The draft agreement recognises "web browser engines" as a service that should be protected from anti-competitive gatekeeper-imposed limitations.
Apple requires that competing mobile browsers distributed through the iOS App Store use its own WebKit rendering engine, which is the basis of its Safari browser. The result is that Chrome, Edge, and Firefox on iOS are based on Safari.
Rivals like Google, Mozilla, and Microsoft hate the rules because it makes their browsers look as bad as Apple’s. Web developers also hate Jobs’ Mob rules because they have been limited to using only the web APIs implemented in WebKit for their web apps. Many believe this barrier serves to steer developers toward native iOS app development, which Apple controls.
Apple makes huge profits from this particular lark and European watchdogs have snuffling around its back-end for a while. Now those efforts have been translated into the text of the DMA, which, alongside the Digital Services Act (DSA), defines how large technology gatekeepers will be governed in Europe. When the DMA takes effect in 2024, it appears that Apple must allow browser competition on iOS devices.

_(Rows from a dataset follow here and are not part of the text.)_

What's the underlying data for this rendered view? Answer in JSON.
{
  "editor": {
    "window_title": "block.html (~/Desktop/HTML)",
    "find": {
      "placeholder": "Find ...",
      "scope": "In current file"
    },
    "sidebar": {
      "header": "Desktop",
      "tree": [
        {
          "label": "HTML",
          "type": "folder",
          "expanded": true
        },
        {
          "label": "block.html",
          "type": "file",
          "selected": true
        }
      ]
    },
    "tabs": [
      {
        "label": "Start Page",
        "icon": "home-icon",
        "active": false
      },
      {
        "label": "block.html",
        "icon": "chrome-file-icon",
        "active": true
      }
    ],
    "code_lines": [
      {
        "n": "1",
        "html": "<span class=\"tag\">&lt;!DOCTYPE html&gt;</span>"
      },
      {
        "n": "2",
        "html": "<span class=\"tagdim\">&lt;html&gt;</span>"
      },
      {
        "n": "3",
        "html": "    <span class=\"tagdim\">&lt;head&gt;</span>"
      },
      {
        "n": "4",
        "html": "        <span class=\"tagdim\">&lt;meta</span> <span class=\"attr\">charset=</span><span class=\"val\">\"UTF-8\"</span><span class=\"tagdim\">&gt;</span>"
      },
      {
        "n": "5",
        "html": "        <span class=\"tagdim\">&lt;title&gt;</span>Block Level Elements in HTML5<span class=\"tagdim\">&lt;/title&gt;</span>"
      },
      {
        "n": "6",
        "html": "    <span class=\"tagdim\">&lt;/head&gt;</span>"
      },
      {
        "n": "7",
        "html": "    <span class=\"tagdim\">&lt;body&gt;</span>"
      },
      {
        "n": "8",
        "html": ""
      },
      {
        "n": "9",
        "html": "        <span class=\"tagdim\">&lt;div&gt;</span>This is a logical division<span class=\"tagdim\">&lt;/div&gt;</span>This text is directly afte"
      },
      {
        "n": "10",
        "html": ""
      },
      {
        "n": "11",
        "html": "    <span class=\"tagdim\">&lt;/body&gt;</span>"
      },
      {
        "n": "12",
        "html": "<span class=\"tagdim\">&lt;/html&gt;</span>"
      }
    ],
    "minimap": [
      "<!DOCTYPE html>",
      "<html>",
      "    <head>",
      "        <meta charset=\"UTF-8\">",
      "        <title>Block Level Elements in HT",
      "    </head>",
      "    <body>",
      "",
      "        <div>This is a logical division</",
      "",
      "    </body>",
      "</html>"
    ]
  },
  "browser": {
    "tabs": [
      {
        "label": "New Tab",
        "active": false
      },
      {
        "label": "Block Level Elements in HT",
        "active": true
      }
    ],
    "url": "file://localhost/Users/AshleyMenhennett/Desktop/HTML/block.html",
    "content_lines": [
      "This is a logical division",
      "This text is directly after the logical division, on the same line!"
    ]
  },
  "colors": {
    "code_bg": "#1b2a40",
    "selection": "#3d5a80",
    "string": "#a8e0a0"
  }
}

Apple has spent a fortune to lobby against this and will probably continue to throw more money at its tame politicians and mass media minions to make the issue go away.